but. I have to say that I am somewhat lost by the poem. are these your kids? was this a made up game?

Clowncar said...

Thanks for dropping by, Eric. Always nice to meet another Cormac fan. I've done the whole sending-the novel-to-agents-and-waiting thing (got some kind words, but never got it published). You've likely got a few months of nail biting ahead of you. Good luck!

Glad you liked the poem, Maggie. Yes, they are our kids, albeit slightly fictionalized. We have two adopted girls, now 6 and 5. They're not from overseas, but from the town we live in. They were 1 and 3 when they came into our lives. They have lots of fantasies, though very few actual memories, of their birth Mom. Their birth Dad was quite the assh*le, apparently. Our youngest was scared of all men for the first year or so. I had to work pretty hard to get her to overcome it. Doing so successfully is one of the prouder accomplishments of my life.

Mother of Invention said...

Wow! So interesting and well done from a unique viewpoint. I just love the last 2 lines! Perfect!

Eric Shonkwiler said...

Speaking of Cormac, which I often do, your kids read like The Road.

Novel's about two best friends who drop out of high school to fight in a war. I don't often elaborate from there. Happy to see a fellow writer. Thank you for the comment.

Mona Buonanotte said...

Fantastic! You totally captured the staccato of speech and kids and questioning patter. Although at first I thought it was a mother and child talking, because it sounded so much like my daughter and me...without the holes and Other Mommies!

And I just put you on my Cool List for featuring Godzilla and Godzookie in your previous post...I was weaned on such stuff! (I always like Gamera myself....)

Maggie said...

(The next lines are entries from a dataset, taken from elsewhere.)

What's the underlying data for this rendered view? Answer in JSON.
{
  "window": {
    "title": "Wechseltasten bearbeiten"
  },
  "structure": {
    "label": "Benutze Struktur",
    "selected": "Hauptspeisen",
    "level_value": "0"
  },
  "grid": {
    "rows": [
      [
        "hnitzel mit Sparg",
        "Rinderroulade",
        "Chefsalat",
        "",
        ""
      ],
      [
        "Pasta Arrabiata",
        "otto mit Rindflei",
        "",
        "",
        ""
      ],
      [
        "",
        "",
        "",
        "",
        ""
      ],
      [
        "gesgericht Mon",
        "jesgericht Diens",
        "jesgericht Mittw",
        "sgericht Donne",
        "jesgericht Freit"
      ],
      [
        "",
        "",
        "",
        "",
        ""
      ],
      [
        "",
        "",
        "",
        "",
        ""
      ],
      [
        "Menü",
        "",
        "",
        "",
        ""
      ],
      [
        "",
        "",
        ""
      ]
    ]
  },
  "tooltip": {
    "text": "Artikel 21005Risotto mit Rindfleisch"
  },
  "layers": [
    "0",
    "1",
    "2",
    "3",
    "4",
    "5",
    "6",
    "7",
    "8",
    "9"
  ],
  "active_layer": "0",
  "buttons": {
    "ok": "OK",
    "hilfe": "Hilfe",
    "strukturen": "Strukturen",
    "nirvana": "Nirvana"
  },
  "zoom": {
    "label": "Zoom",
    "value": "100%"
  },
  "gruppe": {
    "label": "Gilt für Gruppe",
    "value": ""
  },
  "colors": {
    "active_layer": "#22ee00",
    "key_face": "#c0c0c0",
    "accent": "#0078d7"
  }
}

Thank you so much for sharing that. How sad about your youngest. How wonderful that you took these two in. I love how you capture the ability of children fantasize and believe what they think. This is just lovely.

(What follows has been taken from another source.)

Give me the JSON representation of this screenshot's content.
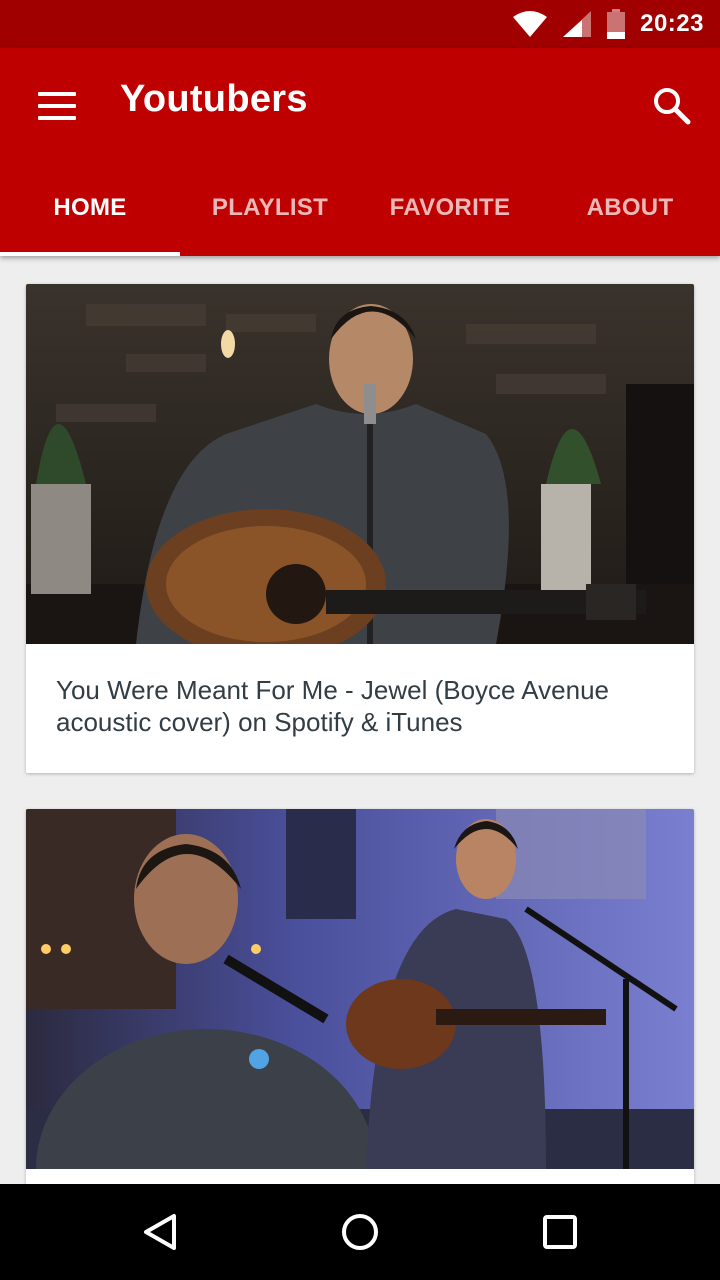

Clowncar said...

Ms. Invention, glad you liked the poem. I don't write a lot of poems, but I must admit they're kinda fun to write.

Eric, I blush to be included in the same sentence as Cormac, but I appreciate the comment. You should excerpt the novel on your blog.

Gamara rocks, Mona! And those little fat boy scouts that ride around on his back, they rock too! Ever see Mystery Science Theater 3000? They've put a bunch of Gamara movies through the MST3 blender. Hilarious.

Maggie, thanks again for your kind comments. And for pointing me toward Poetry Friday. I hope to be a regular contributer.

Irrelephant said...

CC, big huge pat on the back for overcoming the little one's fears--I shaved my beard off for a job when my little one was a toddler and she didn't recognise me for two days. I was CRUSHED. I can't imagine having to deal with a year-long morbid fear. You're a strong guy for working through that.

As for the poem? Whoooooo! It's got a strange, disjointed etherealness to it that I realllly like, sort of like the offspring of Yves Tanguy and Neil Gaiman.

amusing said...

Howdy!
Nancy sent me! (But you knew that.)

Love Cormac.
Miss Mystery Science Theatre.
Love the poem/conversation.